- Requirement
Your task is to find every line of the data that holds the string "false" and copy it.

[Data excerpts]
▬▬▬

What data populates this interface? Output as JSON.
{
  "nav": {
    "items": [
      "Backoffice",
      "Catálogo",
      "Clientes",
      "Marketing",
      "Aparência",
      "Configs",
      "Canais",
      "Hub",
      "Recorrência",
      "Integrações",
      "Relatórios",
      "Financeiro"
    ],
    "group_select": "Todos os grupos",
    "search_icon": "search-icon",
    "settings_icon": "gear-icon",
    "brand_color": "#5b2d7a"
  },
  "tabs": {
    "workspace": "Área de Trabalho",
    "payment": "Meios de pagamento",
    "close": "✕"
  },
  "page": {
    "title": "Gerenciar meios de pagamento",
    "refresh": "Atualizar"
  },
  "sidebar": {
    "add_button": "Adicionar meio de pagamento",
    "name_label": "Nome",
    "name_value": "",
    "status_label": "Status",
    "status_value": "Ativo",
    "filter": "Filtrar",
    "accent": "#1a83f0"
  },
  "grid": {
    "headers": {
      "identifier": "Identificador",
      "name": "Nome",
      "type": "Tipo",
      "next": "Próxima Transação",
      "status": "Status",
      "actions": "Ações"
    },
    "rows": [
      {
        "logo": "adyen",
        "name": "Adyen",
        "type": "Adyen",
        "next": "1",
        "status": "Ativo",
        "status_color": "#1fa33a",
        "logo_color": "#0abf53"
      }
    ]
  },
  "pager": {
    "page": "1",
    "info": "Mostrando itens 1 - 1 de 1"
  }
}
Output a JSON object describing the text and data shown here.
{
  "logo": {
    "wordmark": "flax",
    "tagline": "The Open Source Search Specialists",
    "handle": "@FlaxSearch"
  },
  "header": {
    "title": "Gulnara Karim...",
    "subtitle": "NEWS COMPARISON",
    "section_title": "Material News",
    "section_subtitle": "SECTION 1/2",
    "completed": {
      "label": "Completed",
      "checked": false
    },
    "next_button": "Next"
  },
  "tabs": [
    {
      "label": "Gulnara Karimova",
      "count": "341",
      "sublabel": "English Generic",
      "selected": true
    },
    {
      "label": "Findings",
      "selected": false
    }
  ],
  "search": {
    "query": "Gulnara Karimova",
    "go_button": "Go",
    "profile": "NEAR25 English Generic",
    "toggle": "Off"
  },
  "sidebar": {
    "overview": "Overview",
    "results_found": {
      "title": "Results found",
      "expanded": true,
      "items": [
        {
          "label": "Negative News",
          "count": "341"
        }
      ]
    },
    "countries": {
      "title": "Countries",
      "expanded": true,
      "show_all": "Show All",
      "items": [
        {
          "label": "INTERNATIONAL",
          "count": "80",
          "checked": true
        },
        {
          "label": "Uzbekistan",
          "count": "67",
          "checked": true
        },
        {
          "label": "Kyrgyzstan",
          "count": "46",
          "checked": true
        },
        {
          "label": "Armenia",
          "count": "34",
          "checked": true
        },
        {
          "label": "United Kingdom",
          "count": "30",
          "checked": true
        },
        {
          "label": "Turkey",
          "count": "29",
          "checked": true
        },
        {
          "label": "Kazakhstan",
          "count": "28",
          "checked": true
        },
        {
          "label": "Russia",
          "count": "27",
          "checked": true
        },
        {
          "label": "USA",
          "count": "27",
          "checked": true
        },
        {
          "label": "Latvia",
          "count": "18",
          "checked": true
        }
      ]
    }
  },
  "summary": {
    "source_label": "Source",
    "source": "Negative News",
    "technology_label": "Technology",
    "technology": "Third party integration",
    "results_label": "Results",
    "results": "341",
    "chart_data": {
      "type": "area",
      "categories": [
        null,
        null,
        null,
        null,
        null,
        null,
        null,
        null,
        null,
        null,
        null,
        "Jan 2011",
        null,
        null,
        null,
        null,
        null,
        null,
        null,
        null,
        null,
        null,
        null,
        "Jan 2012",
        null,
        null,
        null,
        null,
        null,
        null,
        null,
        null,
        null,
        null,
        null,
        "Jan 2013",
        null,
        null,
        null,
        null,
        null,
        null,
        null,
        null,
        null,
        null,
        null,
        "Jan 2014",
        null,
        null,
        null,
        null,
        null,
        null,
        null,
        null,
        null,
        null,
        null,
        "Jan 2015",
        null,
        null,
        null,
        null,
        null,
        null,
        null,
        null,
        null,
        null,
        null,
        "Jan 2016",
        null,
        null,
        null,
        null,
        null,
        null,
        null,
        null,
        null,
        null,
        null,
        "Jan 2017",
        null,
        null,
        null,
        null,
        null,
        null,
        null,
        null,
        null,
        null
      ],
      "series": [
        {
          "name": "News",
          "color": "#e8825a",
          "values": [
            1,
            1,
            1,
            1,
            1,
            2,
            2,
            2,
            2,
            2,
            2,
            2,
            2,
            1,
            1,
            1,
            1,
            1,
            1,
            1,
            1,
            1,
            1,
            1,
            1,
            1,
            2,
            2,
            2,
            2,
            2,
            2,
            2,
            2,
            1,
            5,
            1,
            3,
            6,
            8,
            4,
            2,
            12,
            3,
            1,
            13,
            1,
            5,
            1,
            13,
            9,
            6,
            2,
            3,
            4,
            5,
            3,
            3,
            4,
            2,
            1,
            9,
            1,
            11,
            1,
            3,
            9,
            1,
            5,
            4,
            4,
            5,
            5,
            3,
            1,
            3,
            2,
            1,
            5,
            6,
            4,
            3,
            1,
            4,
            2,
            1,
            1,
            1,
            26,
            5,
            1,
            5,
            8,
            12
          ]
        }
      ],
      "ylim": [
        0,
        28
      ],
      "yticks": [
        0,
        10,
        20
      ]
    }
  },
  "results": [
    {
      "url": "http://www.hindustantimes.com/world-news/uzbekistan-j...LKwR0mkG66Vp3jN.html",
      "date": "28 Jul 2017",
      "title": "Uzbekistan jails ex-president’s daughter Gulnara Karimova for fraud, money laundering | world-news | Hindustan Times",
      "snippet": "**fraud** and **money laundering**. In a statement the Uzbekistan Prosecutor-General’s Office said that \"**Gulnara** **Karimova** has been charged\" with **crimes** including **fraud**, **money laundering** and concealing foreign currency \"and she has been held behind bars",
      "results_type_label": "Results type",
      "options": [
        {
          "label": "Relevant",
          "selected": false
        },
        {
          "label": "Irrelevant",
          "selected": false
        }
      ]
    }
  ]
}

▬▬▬

- Exercise result
      "checked": false
      "selected": false
          "selected": false
          "selected": false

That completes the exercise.